Everyone was excited when the Kindle 70% royalty went live. But now folks are grumbling. Why? Because of the fine print.
Amazon doesn’t pay the 70% royalty based on the list price, which is the price the publisher set. It pays it based on the price in effect when a copy sells. To match sale prices at other online stores, Amazon often sells books at a lower price than the list price, so this won’t be a rare occurrence. It’s already happening to folks that belong to EPIC.
For example, if a publisher sets the list price for My eBook to $5.99, and Barnes & Noble puts My eBook on sale for $2.99, Amazon may adjust its price to $2.99. When a copy sells, the publisher will get 70% of $2.99, not $5.99.
The 35% royalty option doesn’t operate this way. The publisher always gets 35% of the list price.
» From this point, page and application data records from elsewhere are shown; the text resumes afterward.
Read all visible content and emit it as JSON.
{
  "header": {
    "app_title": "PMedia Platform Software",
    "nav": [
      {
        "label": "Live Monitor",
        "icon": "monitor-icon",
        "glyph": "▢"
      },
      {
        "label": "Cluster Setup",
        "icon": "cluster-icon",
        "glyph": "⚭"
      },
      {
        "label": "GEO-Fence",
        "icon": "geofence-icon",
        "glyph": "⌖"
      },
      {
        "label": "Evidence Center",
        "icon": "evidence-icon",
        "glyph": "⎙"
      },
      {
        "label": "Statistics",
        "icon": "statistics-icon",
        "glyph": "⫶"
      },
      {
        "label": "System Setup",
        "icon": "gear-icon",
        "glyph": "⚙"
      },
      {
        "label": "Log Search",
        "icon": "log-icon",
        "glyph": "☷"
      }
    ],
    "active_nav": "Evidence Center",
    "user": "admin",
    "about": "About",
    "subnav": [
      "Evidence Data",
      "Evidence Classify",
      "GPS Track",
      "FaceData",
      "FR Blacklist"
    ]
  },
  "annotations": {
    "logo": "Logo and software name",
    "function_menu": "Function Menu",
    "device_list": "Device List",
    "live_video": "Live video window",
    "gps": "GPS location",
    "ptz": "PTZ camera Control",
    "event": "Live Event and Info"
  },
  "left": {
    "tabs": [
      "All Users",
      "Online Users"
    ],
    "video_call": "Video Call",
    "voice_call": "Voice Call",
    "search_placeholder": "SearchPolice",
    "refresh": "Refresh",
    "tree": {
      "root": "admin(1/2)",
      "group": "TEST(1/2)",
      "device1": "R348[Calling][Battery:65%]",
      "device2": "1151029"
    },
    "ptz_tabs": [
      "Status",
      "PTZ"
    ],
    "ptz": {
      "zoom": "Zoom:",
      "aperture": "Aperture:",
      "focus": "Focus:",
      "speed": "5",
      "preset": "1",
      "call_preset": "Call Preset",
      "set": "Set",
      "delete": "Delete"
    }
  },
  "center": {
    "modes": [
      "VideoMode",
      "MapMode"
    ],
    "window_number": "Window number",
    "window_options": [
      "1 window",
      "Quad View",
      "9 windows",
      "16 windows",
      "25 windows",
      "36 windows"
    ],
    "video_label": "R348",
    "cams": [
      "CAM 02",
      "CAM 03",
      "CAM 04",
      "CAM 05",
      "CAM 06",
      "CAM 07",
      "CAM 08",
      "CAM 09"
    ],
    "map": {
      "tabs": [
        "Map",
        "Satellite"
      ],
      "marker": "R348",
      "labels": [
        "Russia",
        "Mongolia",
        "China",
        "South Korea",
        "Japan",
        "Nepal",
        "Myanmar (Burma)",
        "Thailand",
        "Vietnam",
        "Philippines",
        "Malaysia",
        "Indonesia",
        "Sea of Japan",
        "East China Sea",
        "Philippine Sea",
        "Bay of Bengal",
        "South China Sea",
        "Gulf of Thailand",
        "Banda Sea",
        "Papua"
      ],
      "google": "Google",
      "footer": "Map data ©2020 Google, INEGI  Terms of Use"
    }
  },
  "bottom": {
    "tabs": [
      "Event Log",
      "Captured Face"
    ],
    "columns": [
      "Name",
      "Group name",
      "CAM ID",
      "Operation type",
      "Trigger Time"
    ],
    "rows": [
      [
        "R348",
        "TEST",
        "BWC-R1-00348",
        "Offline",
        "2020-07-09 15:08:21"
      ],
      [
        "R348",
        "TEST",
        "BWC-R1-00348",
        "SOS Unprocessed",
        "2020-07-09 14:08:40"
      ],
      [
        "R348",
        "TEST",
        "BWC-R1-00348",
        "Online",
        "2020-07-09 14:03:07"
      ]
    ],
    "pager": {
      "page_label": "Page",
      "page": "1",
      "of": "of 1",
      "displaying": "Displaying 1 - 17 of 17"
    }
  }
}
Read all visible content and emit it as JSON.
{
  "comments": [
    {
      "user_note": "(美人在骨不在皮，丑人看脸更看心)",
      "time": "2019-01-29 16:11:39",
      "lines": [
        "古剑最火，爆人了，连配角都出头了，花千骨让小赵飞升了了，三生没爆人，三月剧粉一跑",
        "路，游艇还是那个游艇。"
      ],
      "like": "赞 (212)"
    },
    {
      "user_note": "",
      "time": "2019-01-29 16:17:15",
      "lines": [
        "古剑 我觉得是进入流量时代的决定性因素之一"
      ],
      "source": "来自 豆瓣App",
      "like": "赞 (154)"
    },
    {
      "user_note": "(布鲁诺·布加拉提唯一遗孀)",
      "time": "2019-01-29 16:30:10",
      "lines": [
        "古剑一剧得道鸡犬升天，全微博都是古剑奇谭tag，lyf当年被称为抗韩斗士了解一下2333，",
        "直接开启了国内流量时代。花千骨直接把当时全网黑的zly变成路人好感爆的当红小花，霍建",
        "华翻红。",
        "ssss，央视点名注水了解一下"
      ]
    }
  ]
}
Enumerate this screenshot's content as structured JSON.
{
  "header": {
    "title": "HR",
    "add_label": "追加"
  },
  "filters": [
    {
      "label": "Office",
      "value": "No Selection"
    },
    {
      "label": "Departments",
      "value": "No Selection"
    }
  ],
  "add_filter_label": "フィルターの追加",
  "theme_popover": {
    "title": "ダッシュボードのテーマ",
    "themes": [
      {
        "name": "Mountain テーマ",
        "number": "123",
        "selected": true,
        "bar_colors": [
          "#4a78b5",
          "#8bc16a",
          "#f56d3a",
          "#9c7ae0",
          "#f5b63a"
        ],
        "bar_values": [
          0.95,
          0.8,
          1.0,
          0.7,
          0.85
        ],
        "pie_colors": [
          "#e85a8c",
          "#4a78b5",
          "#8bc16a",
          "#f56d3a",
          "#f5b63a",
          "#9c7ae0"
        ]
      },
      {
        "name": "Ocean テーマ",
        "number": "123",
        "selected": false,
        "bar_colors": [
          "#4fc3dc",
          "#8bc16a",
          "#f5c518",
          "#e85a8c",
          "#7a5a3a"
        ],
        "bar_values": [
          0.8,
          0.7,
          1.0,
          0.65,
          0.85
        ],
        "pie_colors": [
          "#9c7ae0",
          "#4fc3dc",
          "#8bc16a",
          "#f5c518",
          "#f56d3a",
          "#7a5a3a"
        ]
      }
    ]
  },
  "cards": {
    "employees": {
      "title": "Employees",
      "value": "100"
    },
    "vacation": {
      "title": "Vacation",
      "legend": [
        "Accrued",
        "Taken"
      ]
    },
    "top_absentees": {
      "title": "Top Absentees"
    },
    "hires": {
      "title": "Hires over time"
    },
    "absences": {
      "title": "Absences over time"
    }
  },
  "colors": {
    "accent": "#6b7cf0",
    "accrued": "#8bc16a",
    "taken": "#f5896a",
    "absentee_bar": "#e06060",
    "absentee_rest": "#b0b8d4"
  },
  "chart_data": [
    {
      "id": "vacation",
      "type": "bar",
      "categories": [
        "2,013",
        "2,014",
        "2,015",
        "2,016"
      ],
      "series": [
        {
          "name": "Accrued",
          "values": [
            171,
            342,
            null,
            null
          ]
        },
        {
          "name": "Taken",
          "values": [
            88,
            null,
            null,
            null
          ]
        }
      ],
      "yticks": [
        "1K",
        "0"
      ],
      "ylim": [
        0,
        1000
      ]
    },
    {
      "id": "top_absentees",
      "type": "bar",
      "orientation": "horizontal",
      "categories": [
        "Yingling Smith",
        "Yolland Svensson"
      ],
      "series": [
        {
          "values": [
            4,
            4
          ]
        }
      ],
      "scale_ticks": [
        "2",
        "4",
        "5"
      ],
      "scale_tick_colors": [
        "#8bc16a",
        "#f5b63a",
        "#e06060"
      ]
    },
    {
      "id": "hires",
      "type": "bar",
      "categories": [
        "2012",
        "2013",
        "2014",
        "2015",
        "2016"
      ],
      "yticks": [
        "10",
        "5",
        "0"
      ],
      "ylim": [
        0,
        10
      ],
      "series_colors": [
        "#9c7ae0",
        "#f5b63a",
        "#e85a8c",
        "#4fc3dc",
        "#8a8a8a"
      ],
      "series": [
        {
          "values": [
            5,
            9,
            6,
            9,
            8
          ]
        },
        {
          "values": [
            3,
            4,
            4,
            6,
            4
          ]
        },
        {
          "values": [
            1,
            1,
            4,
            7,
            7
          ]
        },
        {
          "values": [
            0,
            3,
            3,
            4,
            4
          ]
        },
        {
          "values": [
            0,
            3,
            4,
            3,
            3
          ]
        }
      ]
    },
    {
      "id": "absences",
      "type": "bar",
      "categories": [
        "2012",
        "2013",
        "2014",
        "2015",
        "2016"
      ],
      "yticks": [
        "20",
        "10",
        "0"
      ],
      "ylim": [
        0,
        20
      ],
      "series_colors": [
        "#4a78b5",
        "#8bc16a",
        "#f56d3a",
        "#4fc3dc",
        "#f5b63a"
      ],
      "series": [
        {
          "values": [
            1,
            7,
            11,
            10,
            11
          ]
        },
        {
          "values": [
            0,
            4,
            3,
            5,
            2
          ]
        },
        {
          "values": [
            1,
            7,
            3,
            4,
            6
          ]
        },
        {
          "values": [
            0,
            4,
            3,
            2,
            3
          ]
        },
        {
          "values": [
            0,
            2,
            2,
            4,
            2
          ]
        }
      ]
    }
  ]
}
Keep your eye out for this type of clause when considering where to offer your books and what options to select.